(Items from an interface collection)
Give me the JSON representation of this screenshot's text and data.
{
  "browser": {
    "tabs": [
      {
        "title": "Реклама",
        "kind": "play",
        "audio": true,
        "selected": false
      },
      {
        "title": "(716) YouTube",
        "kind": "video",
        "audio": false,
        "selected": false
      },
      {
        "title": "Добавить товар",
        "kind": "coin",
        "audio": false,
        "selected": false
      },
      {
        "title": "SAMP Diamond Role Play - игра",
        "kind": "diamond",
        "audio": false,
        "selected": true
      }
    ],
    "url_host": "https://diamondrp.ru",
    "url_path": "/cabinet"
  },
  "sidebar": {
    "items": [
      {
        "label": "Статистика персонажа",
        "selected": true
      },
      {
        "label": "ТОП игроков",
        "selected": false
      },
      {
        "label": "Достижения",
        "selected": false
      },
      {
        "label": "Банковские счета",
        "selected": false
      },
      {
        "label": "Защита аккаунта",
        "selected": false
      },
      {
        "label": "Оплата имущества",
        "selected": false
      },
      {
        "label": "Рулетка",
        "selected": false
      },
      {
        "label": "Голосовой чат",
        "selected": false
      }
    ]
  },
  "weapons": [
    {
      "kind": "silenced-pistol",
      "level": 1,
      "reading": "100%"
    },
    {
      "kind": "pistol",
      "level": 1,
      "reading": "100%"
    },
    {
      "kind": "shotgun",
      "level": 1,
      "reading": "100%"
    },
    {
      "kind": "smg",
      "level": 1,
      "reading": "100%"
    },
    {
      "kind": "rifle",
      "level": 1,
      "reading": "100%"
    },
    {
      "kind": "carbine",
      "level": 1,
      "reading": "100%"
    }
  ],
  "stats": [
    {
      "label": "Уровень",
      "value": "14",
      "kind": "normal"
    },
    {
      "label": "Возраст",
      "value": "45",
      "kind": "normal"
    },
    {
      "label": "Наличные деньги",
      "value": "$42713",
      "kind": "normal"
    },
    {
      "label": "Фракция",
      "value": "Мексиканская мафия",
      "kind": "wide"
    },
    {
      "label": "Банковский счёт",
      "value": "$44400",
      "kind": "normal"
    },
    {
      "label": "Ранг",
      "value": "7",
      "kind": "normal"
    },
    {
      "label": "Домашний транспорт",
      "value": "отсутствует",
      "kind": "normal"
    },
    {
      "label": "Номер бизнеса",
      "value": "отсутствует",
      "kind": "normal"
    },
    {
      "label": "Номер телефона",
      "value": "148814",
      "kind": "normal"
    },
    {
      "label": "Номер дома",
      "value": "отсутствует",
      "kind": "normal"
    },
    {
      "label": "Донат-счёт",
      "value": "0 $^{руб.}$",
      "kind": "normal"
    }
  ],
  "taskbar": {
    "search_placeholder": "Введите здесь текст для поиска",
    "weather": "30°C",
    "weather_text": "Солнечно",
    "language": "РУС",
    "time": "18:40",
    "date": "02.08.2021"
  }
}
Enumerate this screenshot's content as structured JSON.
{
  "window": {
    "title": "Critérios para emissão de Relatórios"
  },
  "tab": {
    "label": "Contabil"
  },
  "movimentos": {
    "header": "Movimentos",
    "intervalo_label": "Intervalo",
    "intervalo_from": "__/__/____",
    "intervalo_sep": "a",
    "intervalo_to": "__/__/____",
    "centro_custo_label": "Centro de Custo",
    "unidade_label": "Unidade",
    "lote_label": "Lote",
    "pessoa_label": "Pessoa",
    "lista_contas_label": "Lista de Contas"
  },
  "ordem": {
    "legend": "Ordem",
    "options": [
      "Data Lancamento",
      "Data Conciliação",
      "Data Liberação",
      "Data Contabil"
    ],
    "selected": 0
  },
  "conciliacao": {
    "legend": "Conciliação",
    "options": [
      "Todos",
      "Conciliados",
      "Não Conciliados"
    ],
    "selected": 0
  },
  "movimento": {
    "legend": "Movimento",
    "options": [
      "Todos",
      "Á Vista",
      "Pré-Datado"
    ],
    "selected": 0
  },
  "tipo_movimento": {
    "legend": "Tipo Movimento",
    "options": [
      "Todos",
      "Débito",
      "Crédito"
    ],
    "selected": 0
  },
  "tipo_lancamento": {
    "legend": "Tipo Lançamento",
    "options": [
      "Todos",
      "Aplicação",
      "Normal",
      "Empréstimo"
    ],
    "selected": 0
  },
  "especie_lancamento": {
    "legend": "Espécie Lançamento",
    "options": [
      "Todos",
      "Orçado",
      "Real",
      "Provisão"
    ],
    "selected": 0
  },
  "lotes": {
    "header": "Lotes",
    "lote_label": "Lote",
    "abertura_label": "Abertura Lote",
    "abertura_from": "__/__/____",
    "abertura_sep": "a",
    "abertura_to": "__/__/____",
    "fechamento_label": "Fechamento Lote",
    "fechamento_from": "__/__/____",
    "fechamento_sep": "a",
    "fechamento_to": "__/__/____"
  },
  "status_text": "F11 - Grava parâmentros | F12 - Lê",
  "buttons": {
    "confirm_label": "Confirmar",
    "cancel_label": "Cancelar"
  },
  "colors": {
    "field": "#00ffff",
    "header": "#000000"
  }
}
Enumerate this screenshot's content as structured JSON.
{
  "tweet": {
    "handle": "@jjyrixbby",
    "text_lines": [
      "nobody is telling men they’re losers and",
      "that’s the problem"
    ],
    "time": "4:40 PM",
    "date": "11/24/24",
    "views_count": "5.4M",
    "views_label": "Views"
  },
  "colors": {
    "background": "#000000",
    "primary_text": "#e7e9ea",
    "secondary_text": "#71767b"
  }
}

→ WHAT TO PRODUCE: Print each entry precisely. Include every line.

→ EXERCISE RESULT:
Give me the JSON representation of this screenshot's text and data.
{
  "browser": {
    "tabs": [
      {
        "title": "Реклама",
        "kind": "play",
        "audio": true,
        "selected": false
      },
      {
        "title": "(716) YouTube",
        "kind": "video",
        "audio": false,
        "selected": false
      },
      {
        "title": "Добавить товар",
        "kind": "coin",
        "audio": false,
        "selected": false
      },
      {
        "title": "SAMP Diamond Role Play - игра",
        "kind": "diamond",
        "audio": false,
        "selected": true
      }
    ],
    "url_host": "https://diamondrp.ru",
    "url_path": "/cabinet"
  },
  "sidebar": {
    "items": [
      {
        "label": "Статистика персонажа",
        "selected": true
      },
      {
        "label": "ТОП игроков",
        "selected": false
      },
      {
        "label": "Достижения",
        "selected": false
      },
      {
        "label": "Банковские счета",
        "selected": false
      },
      {
        "label": "Защита аккаунта",
        "selected": false
      },
      {
        "label": "Оплата имущества",
        "selected": false
      },
      {
        "label": "Рулетка",
        "selected": false
      },
      {
        "label": "Голосовой чат",
        "selected": false
      }
    ]
  },
  "weapons": [
    {
      "kind": "silenced-pistol",
      "level": 1,
      "reading": "100%"
    },
    {
      "kind": "pistol",
      "level": 1,
      "reading": "100%"
    },
    {
      "kind": "shotgun",
      "level": 1,
      "reading": "100%"
    },
    {
      "kind": "smg",
      "level": 1,
      "reading": "100%"
    },
    {
      "kind": "rifle",
      "level": 1,
      "reading": "100%"
    },
    {
      "kind": "carbine",
      "level": 1,
      "reading": "100%"
    }
  ],
  "stats": [
    {
      "label": "Уровень",
      "value": "14",
      "kind": "normal"
    },
    {
      "label": "Возраст",
      "value": "45",
      "kind": "normal"
    },
    {
      "label": "Наличные деньги",
      "value": "$42713",
      "kind": "normal"
    },
    {
      "label": "Фракция",
      "value": "Мексиканская мафия",
      "kind": "wide"
    },
    {
      "label": "Банковский счёт",
      "value": "$44400",
      "kind": "normal"
    },
    {
      "label": "Ранг",
      "value": "7",
      "kind": "normal"
    },
    {
      "label": "Домашний транспорт",
      "value": "отсутствует",
      "kind": "normal"
    },
    {
      "label": "Номер бизнеса",
      "value": "отсутствует",
      "kind": "normal"
    },
    {
      "label": "Номер телефона",
      "value": "148814",
      "kind": "normal"
    },
    {
      "label": "Номер дома",
      "value": "отсутствует",
      "kind": "normal"
    },
    {
      "label": "Донат-счёт",
      "value": "0 $^{руб.}$",
      "kind": "normal"
    }
  ],
  "taskbar": {
    "search_placeholder": "Введите здесь текст для поиска",
    "weather": "30°C",
    "weather_text": "Солнечно",
    "language": "РУС",
    "time": "18:40",
    "date": "02.08.2021"
  }
}
Enumerate this screenshot's content as structured JSON.
{
  "window": {
    "title": "Critérios para emissão de Relatórios"
  },
  "tab": {
    "label": "Contabil"
  },
  "movimentos": {
    "header": "Movimentos",
    "intervalo_label": "Intervalo",
    "intervalo_from": "__/__/____",
    "intervalo_sep": "a",
    "intervalo_to": "__/__/____",
    "centro_custo_label": "Centro de Custo",
    "unidade_label": "Unidade",
    "lote_label": "Lote",
    "pessoa_label": "Pessoa",
    "lista_contas_label": "Lista de Contas"
  },
  "ordem": {
    "legend": "Ordem",
    "options": [
      "Data Lancamento",
      "Data Conciliação",
      "Data Liberação",
      "Data Contabil"
    ],
    "selected": 0
  },
  "conciliacao": {
    "legend": "Conciliação",
    "options": [
      "Todos",
      "Conciliados",
      "Não Conciliados"
    ],
    "selected": 0
  },
  "movimento": {
    "legend": "Movimento",
    "options": [
      "Todos",
      "Á Vista",
      "Pré-Datado"
    ],
    "selected": 0
  },
  "tipo_movimento": {
    "legend": "Tipo Movimento",
    "options": [
      "Todos",
      "Débito",
      "Crédito"
    ],
    "selected": 0
  },
  "tipo_lancamento": {
    "legend": "Tipo Lançamento",
    "options": [
      "Todos",
      "Aplicação",
      "Normal",
      "Empréstimo"
    ],
    "selected": 0
  },
  "especie_lancamento": {
    "legend": "Espécie Lançamento",
    "options": [
      "Todos",
      "Orçado",
      "Real",
      "Provisão"
    ],
    "selected": 0
  },
  "lotes": {
    "header": "Lotes",
    "lote_label": "Lote",
    "abertura_label": "Abertura Lote",
    "abertura_from": "__/__/____",
    "abertura_sep": "a",
    "abertura_to": "__/__/____",
    "fechamento_label": "Fechamento Lote",
    "fechamento_from": "__/__/____",
    "fechamento_sep": "a",
    "fechamento_to": "__/__/____"
  },
  "status_text": "F11 - Grava parâmentros | F12 - Lê",
  "buttons": {
    "confirm_label": "Confirmar",
    "cancel_label": "Cancelar"
  },
  "colors": {
    "field": "#00ffff",
    "header": "#000000"
  }
}
Enumerate this screenshot's content as structured JSON.
{
  "tweet": {
    "handle": "@jjyrixbby",
    "text_lines": [
      "nobody is telling men they’re losers and",
      "that’s the problem"
    ],
    "time": "4:40 PM",
    "date": "11/24/24",
    "views_count": "5.4M",
    "views_label": "Views"
  },
  "colors": {
    "background": "#000000",
    "primary_text": "#e7e9ea",
    "secondary_text": "#71767b"
  }
}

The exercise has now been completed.